Italian take-out should be a thing. Sure, obviously there’s pizza, but for some reason we’ve created a social construct where it’s acceptable to get noodles delivered to your apartment three times a week if they’re topped with garlic soy sauce, but not so much if they’re topped with pesto. Casa Razdora, a tiny counter-service spot on Water Street, is working to rectify that. Most people in line here (and there usually is a line) will be getting a sandwich. Both the paninis and piadinas are great - lightly toasted sandwiches with fresh bread that doesn’t overwhelm the rest of it. But this place also quickly serves up homemade pasta made with your choice of 26 different sauces. Get the gnocchi topped with a campagnola sauce, made from sausage, shallots, white wine, and mushrooms, and rebel against the dark forces conspiring to limit our take-out options.
Sam LaGrassa’s claims to be home to “the world’s number one sandwiches.” We checked with the UN, and it turns out that ranking culturally important sandwiches isn’t something they do, so we can’t completely verify that. But what we can tell you, is that the giant pastrami travelers sandwich on pumpernickel is pretty close to perfect. This old school deli is only open for lunch and it gets very, very busy, but you can order ahead and you should, because eating these meaty sandwiches on the Common is close to an ideal Boston lunch experience.
A Few Places For A Proper Sit-Down Lunch
The Merchant kind of looks and feels like a standard brasserie that could be in any downtown area of any American city. You know the kind - soft globe lighting, lots of wood, tile floors, and big crowds of people that materialize from every office in a ten-block radius between the hours of 12-2 and 5-8pm. The menu is pretty decent, a mix of everything from housemade pappardelle, to burgers and ramen. Stay away from the sandwiches, which are just okay, and split as much from the appetizer section of the menu as you can.
The Marliave was probably awesome back in the day when it was socially acceptable to have a couple of trays of oysters and multiple martinis for lunch. But if you want it badly enough, who’s to say you still can’t have a boozy lunch today? Wait till the boss is on vacation and then come to this old school French-ish place in Downtown Crossing for the raw bar, a bowl of pasta, and some well-earned day drinking.
A steakhouse always feels important. It probably has something to do with the big leather booths, the little table lamps that look like the kind you see in old-timey libraries, and the guys in pin-stripped suits joking about the Kawalski deal. So the next time you have room in your schedule and want to feel like a 1960s businessman who made a fortune importing spices from French Indochina, head to Boston Chops, a big, dark steakhouse in Downtown Crossing. The steaks are obviously the star here, but there are plenty of lighter things too, like fish tacos and a good cobb salad. We’re also fans of the burger with crispy onions, which is only available at lunch.

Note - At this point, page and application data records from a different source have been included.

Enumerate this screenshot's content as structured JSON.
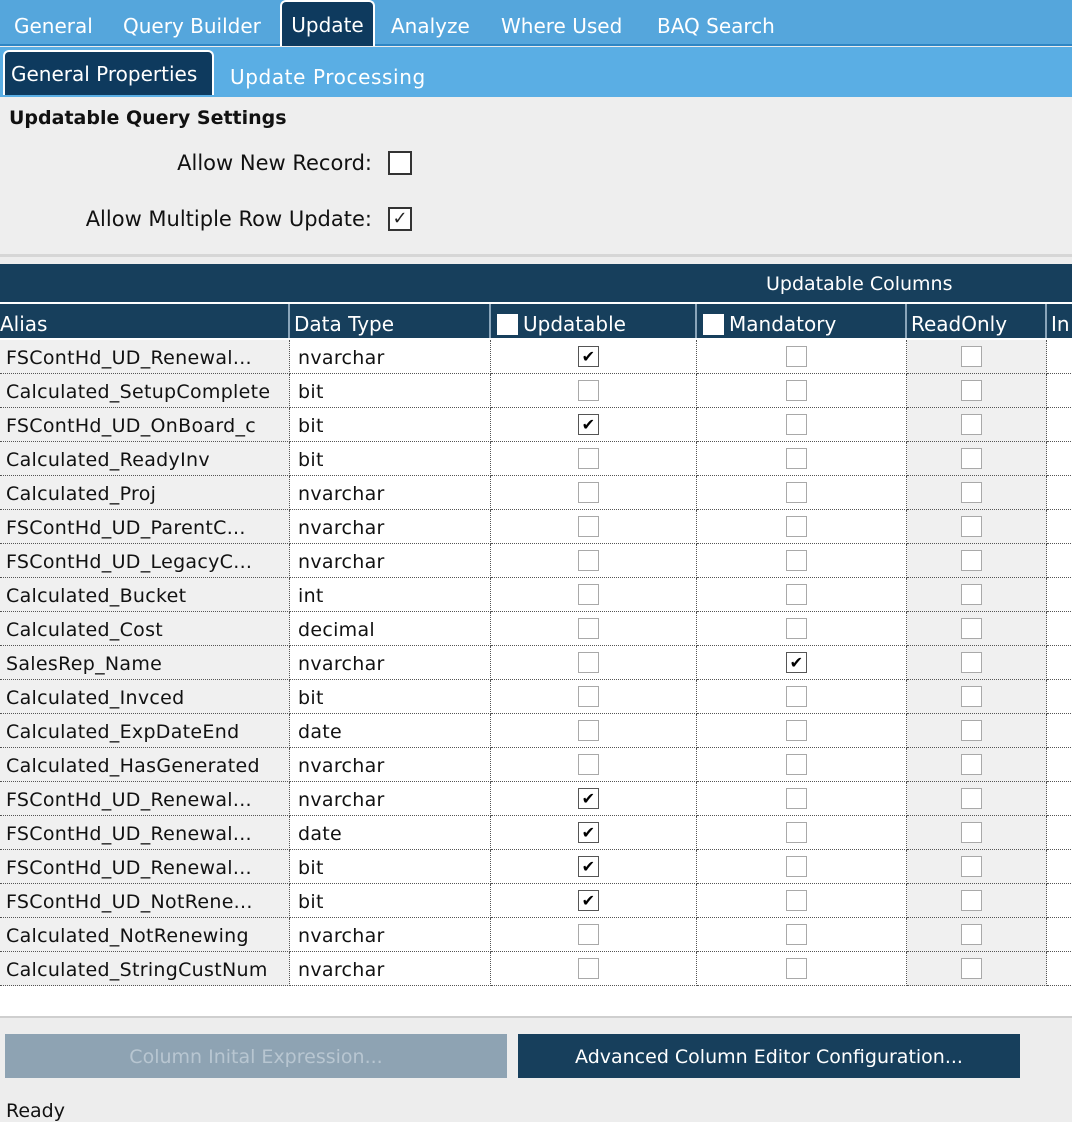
{
  "tabs_top": [
    "General",
    "Query Builder",
    "Update",
    "Analyze",
    "Where Used",
    "BAQ Search"
  ],
  "tabs_sub": [
    "General Properties",
    "Update  Processing"
  ],
  "settings": {
    "title": "Updatable Query Settings",
    "allow_new_record_label": "Allow New Record:",
    "allow_new_record": false,
    "allow_multi_row_label": "Allow Multiple Row Update:",
    "allow_multi_row": true
  },
  "grid": {
    "band_title": "Updatable Columns",
    "headers": [
      "Alias",
      "Data Type",
      "Updatable",
      "Mandatory",
      "ReadOnly",
      "In"
    ],
    "rows": [
      {
        "alias": "FSContHd_UD_Renewal...",
        "type": "nvarchar",
        "updatable": true,
        "mandatory": false,
        "readonly": false
      },
      {
        "alias": "Calculated_SetupComplete",
        "type": "bit",
        "updatable": false,
        "mandatory": false,
        "readonly": false
      },
      {
        "alias": "FSContHd_UD_OnBoard_c",
        "type": "bit",
        "updatable": true,
        "mandatory": false,
        "readonly": false
      },
      {
        "alias": "Calculated_ReadyInv",
        "type": "bit",
        "updatable": false,
        "mandatory": false,
        "readonly": false
      },
      {
        "alias": "Calculated_Proj",
        "type": "nvarchar",
        "updatable": false,
        "mandatory": false,
        "readonly": false
      },
      {
        "alias": "FSContHd_UD_ParentC...",
        "type": "nvarchar",
        "updatable": false,
        "mandatory": false,
        "readonly": false
      },
      {
        "alias": "FSContHd_UD_LegacyC...",
        "type": "nvarchar",
        "updatable": false,
        "mandatory": false,
        "readonly": false
      },
      {
        "alias": "Calculated_Bucket",
        "type": "int",
        "updatable": false,
        "mandatory": false,
        "readonly": false
      },
      {
        "alias": "Calculated_Cost",
        "type": "decimal",
        "updatable": false,
        "mandatory": false,
        "readonly": false
      },
      {
        "alias": "SalesRep_Name",
        "type": "nvarchar",
        "updatable": false,
        "mandatory": true,
        "readonly": false
      },
      {
        "alias": "Calculated_Invced",
        "type": "bit",
        "updatable": false,
        "mandatory": false,
        "readonly": false
      },
      {
        "alias": "Calculated_ExpDateEnd",
        "type": "date",
        "updatable": false,
        "mandatory": false,
        "readonly": false
      },
      {
        "alias": "Calculated_HasGenerated",
        "type": "nvarchar",
        "updatable": false,
        "mandatory": false,
        "readonly": false
      },
      {
        "alias": "FSContHd_UD_Renewal...",
        "type": "nvarchar",
        "updatable": true,
        "mandatory": false,
        "readonly": false
      },
      {
        "alias": "FSContHd_UD_Renewal...",
        "type": "date",
        "updatable": true,
        "mandatory": false,
        "readonly": false
      },
      {
        "alias": "FSContHd_UD_Renewal...",
        "type": "bit",
        "updatable": true,
        "mandatory": false,
        "readonly": false
      },
      {
        "alias": "FSContHd_UD_NotRene...",
        "type": "bit",
        "updatable": true,
        "mandatory": false,
        "readonly": false
      },
      {
        "alias": "Calculated_NotRenewing",
        "type": "nvarchar",
        "updatable": false,
        "mandatory": false,
        "readonly": false
      },
      {
        "alias": "Calculated_StringCustNum",
        "type": "nvarchar",
        "updatable": false,
        "mandatory": false,
        "readonly": false
      }
    ]
  },
  "buttons": {
    "column_initial_expression": "Column Inital Expression...",
    "advanced_config": "Advanced Column Editor Configuration..."
  },
  "status_text": "Ready"
}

Bar Mercato says it’s a “Euro-centric” kitchen and bar. We have no idea what that means, other than to guess that they thought “new American” sounded too boring. But regardless, this is a good spot to get everything from shareable tuna poke, to a charcuterie plate and a spinach strawberry salad that will impress people who feel like ordering salad at a restaurant is a waste. It’s a bright, kind of post-industrial spot with a bar in the middle and some good cocktails if you want to linger a little bit.